====== Records for processing
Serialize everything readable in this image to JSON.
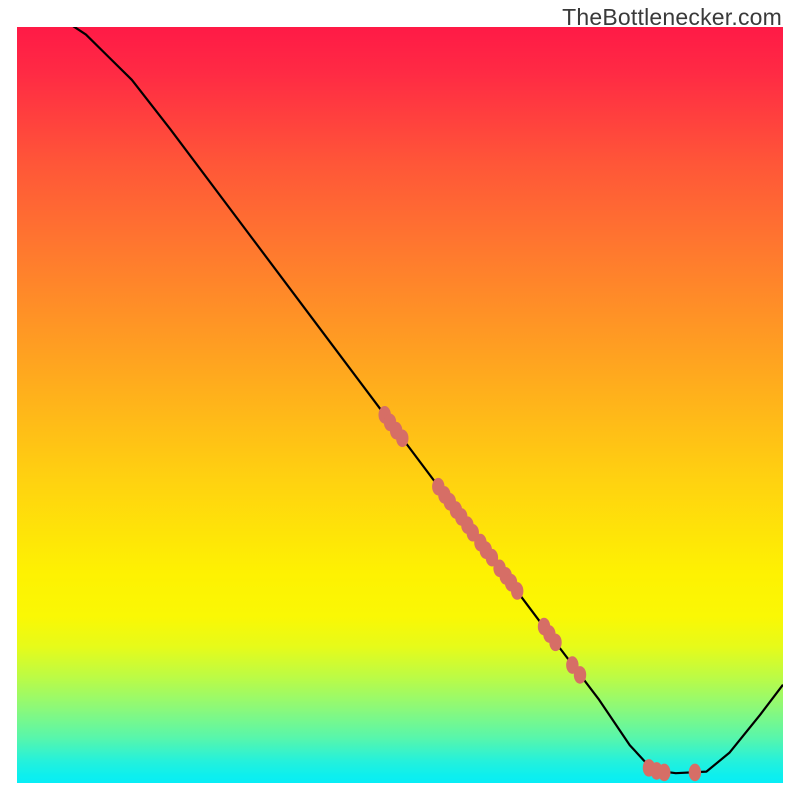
{
  "attribution": "TheBottlenecker.com",
  "chart_data": {
    "type": "line",
    "title": "",
    "xlabel": "",
    "ylabel": "",
    "xlim": [
      0,
      100
    ],
    "ylim": [
      0,
      100
    ],
    "curve_description": "Bottleneck curve: high at left, descending to a wide minimum near x≈83–90, then rising at right",
    "curve_points": [
      {
        "x": 0.0,
        "y": 103.0
      },
      {
        "x": 3.0,
        "y": 102.0
      },
      {
        "x": 6.0,
        "y": 101.0
      },
      {
        "x": 9.0,
        "y": 99.0
      },
      {
        "x": 12.0,
        "y": 96.0
      },
      {
        "x": 15.0,
        "y": 93.0
      },
      {
        "x": 20.0,
        "y": 86.5
      },
      {
        "x": 30.0,
        "y": 73.0
      },
      {
        "x": 40.0,
        "y": 59.5
      },
      {
        "x": 50.0,
        "y": 46.0
      },
      {
        "x": 60.0,
        "y": 32.5
      },
      {
        "x": 70.0,
        "y": 19.0
      },
      {
        "x": 76.0,
        "y": 11.0
      },
      {
        "x": 80.0,
        "y": 5.0
      },
      {
        "x": 83.0,
        "y": 1.7
      },
      {
        "x": 86.0,
        "y": 1.3
      },
      {
        "x": 90.0,
        "y": 1.5
      },
      {
        "x": 93.0,
        "y": 4.0
      },
      {
        "x": 97.0,
        "y": 9.0
      },
      {
        "x": 100.0,
        "y": 13.0
      }
    ],
    "series": [
      {
        "name": "data-markers",
        "style": "scatter",
        "color": "#d66e66",
        "points": [
          {
            "x": 48.0,
            "y": 48.7
          },
          {
            "x": 48.7,
            "y": 47.7
          },
          {
            "x": 49.5,
            "y": 46.6
          },
          {
            "x": 50.3,
            "y": 45.6
          },
          {
            "x": 55.0,
            "y": 39.2
          },
          {
            "x": 55.8,
            "y": 38.1
          },
          {
            "x": 56.5,
            "y": 37.2
          },
          {
            "x": 57.3,
            "y": 36.1
          },
          {
            "x": 58.0,
            "y": 35.2
          },
          {
            "x": 58.8,
            "y": 34.1
          },
          {
            "x": 59.5,
            "y": 33.1
          },
          {
            "x": 60.5,
            "y": 31.8
          },
          {
            "x": 61.2,
            "y": 30.8
          },
          {
            "x": 62.0,
            "y": 29.8
          },
          {
            "x": 63.0,
            "y": 28.4
          },
          {
            "x": 63.8,
            "y": 27.4
          },
          {
            "x": 64.5,
            "y": 26.5
          },
          {
            "x": 65.3,
            "y": 25.4
          },
          {
            "x": 68.8,
            "y": 20.7
          },
          {
            "x": 69.5,
            "y": 19.7
          },
          {
            "x": 70.3,
            "y": 18.6
          },
          {
            "x": 72.5,
            "y": 15.6
          },
          {
            "x": 73.5,
            "y": 14.3
          },
          {
            "x": 82.5,
            "y": 2.0
          },
          {
            "x": 83.5,
            "y": 1.6
          },
          {
            "x": 84.5,
            "y": 1.4
          },
          {
            "x": 88.5,
            "y": 1.4
          }
        ]
      }
    ]
  }
}
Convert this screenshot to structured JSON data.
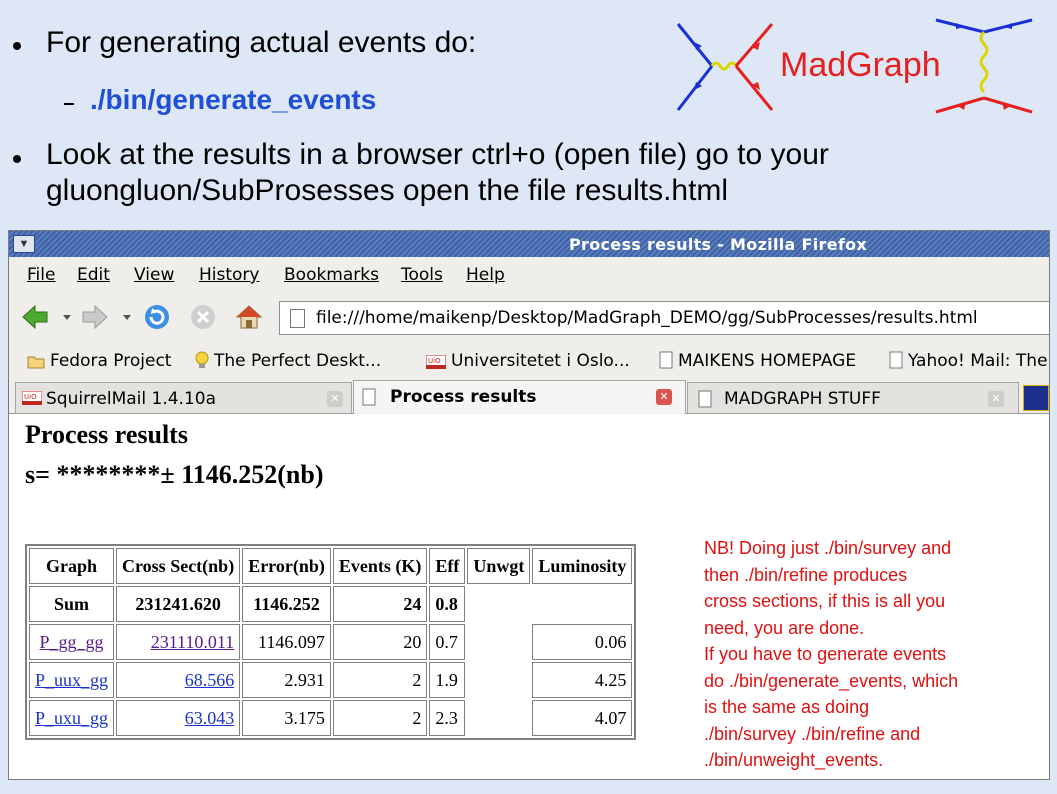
{
  "slide": {
    "bullet1": "For generating actual events do:",
    "sub1": "./bin/generate_events",
    "bullet2_line1": "Look at the results in a browser ctrl+o (open file) go to your",
    "bullet2_line2": "gluongluon/SubProsesses open the file results.html",
    "logo_text": "MadGraph",
    "note": [
      "NB! Doing just ./bin/survey and",
      "then ./bin/refine produces",
      "cross sections, if this is all you",
      "need, you are done.",
      "If you have to generate events",
      "do ./bin/generate_events, which",
      "is the same as doing",
      "./bin/survey ./bin/refine and",
      "./bin/unweight_events."
    ]
  },
  "browser": {
    "window_title": "Process results - Mozilla Firefox",
    "menu": [
      "File",
      "Edit",
      "View",
      "History",
      "Bookmarks",
      "Tools",
      "Help"
    ],
    "url": "file:///home/maikenp/Desktop/MadGraph_DEMO/gg/SubProcesses/results.html",
    "bookmarks": [
      "Fedora Project",
      "The Perfect Deskt...",
      "Universitetet i Oslo...",
      "MAIKENS HOMEPAGE",
      "Yahoo! Mail: The"
    ],
    "tabs": [
      "SquirrelMail 1.4.10a",
      "Process results",
      "MADGRAPH STUFF"
    ],
    "page": {
      "title": "Process results",
      "s_line": "s= ********± 1146.252(nb)",
      "headers": [
        "Graph",
        "Cross Sect(nb)",
        "Error(nb)",
        "Events (K)",
        "Eff",
        "Unwgt",
        "Luminosity"
      ],
      "sum_row": [
        "Sum",
        "231241.620",
        "1146.252",
        "24",
        "0.8"
      ],
      "rows": [
        [
          "P_gg_gg",
          "231110.011",
          "1146.097",
          "20",
          "0.7",
          "",
          "0.06"
        ],
        [
          "P_uux_gg",
          "68.566",
          "2.931",
          "2",
          "1.9",
          "",
          "4.25"
        ],
        [
          "P_uxu_gg",
          "63.043",
          "3.175",
          "2",
          "2.3",
          "",
          "4.07"
        ]
      ]
    }
  },
  "colors": {
    "accent": "#1f4fd6",
    "note": "#e01010",
    "titlebar": "#3f62a5"
  }
}
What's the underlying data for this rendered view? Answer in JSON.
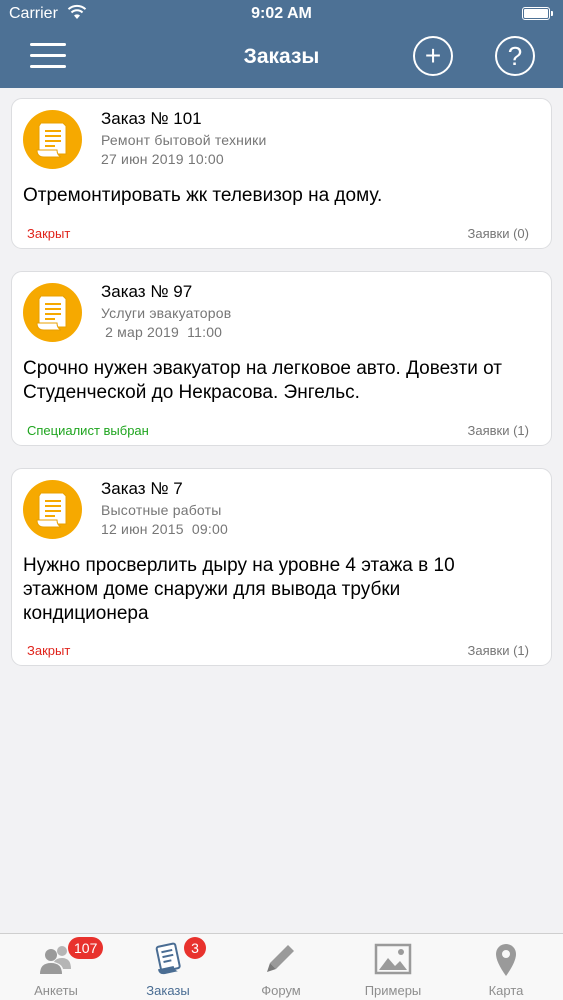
{
  "status_bar": {
    "carrier": "Carrier",
    "time": "9:02 AM"
  },
  "header": {
    "title": "Заказы",
    "add_icon": "plus-circle",
    "help_icon": "question-circle"
  },
  "orders": [
    {
      "number": "Заказ № 101",
      "category": "Ремонт бытовой техники",
      "date": "27 июн 2019  10:00",
      "description": "Отремонтировать жк телевизор на дому.",
      "status": "Закрыт",
      "status_color": "#e0241c",
      "requests": "Заявки (0)"
    },
    {
      "number": "Заказ № 97",
      "category": "Услуги эвакуаторов",
      "date": " 2 мар 2019  11:00",
      "description": "Срочно нужен эвакуатор на легковое авто. Довезти от Студенческой до Некрасова. Энгельс.",
      "status": "Специалист выбран",
      "status_color": "#1fa51f",
      "requests": "Заявки (1)"
    },
    {
      "number": "Заказ № 7",
      "category": "Высотные работы",
      "date": "12 июн 2015  09:00",
      "description": "Нужно просверлить дыру на уровне 4 этажа в 10 этажном доме снаружи для вывода трубки кондиционера",
      "status": "Закрыт",
      "status_color": "#e0241c",
      "requests": "Заявки (1)"
    }
  ],
  "tabbar": {
    "tabs": [
      {
        "label": "Анкеты",
        "icon": "people-icon",
        "badge": "107"
      },
      {
        "label": "Заказы",
        "icon": "orders-icon",
        "badge": "3",
        "active": true
      },
      {
        "label": "Форум",
        "icon": "pencil-icon"
      },
      {
        "label": "Примеры",
        "icon": "image-icon"
      },
      {
        "label": "Карта",
        "icon": "map-pin-icon"
      }
    ]
  },
  "colors": {
    "header_bg": "#4d7195",
    "accent_orange": "#f6a900",
    "badge_red": "#e8322d"
  }
}
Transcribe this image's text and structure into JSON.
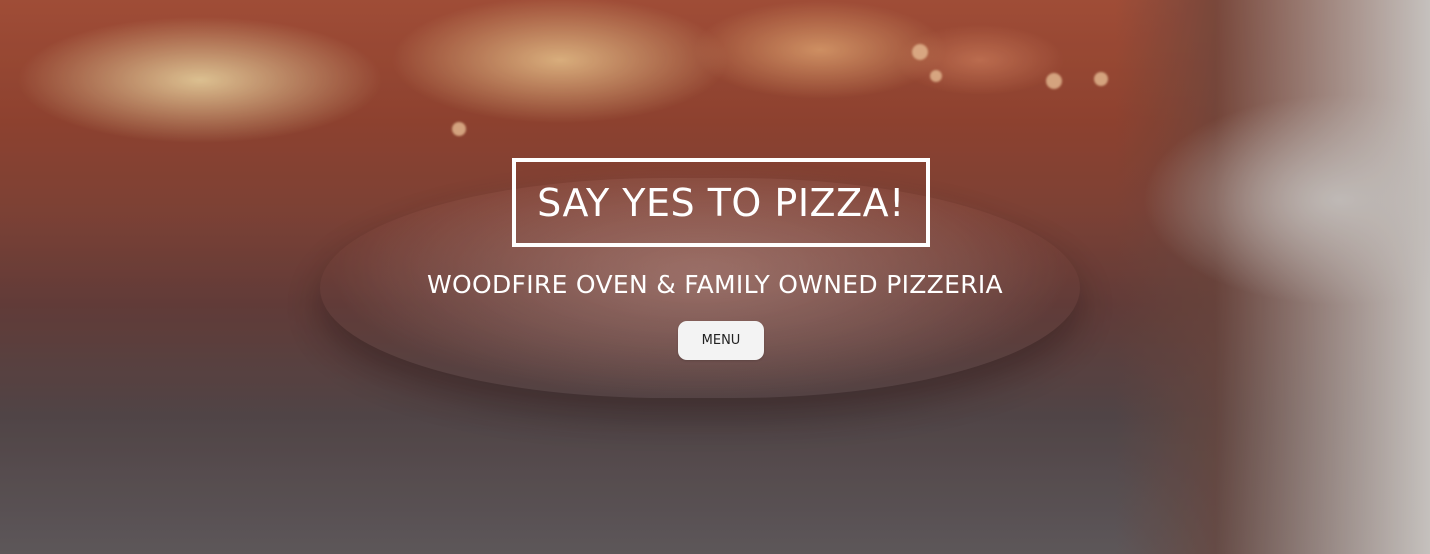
{
  "hero": {
    "title": "SAY YES TO PIZZA!",
    "subtitle": "WOODFIRE OVEN & FAMILY OWNED PIZZERIA",
    "menu_button_label": "MENU",
    "background_image": "woodfire-oven-pizza-photo"
  },
  "colors": {
    "text": "#ffffff",
    "button_bg": "#f3f3f3",
    "button_text": "#222222"
  }
}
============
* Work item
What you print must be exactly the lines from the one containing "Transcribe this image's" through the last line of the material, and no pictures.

* Written answer
Transcribe this image's text and structure into JSON.
{
  "hero": {
    "title": "SAY YES TO PIZZA!",
    "subtitle": "WOODFIRE OVEN & FAMILY OWNED PIZZERIA",
    "menu_button_label": "MENU",
    "background_image": "woodfire-oven-pizza-photo"
  },
  "colors": {
    "text": "#ffffff",
    "button_bg": "#f3f3f3",
    "button_text": "#222222"
  }
}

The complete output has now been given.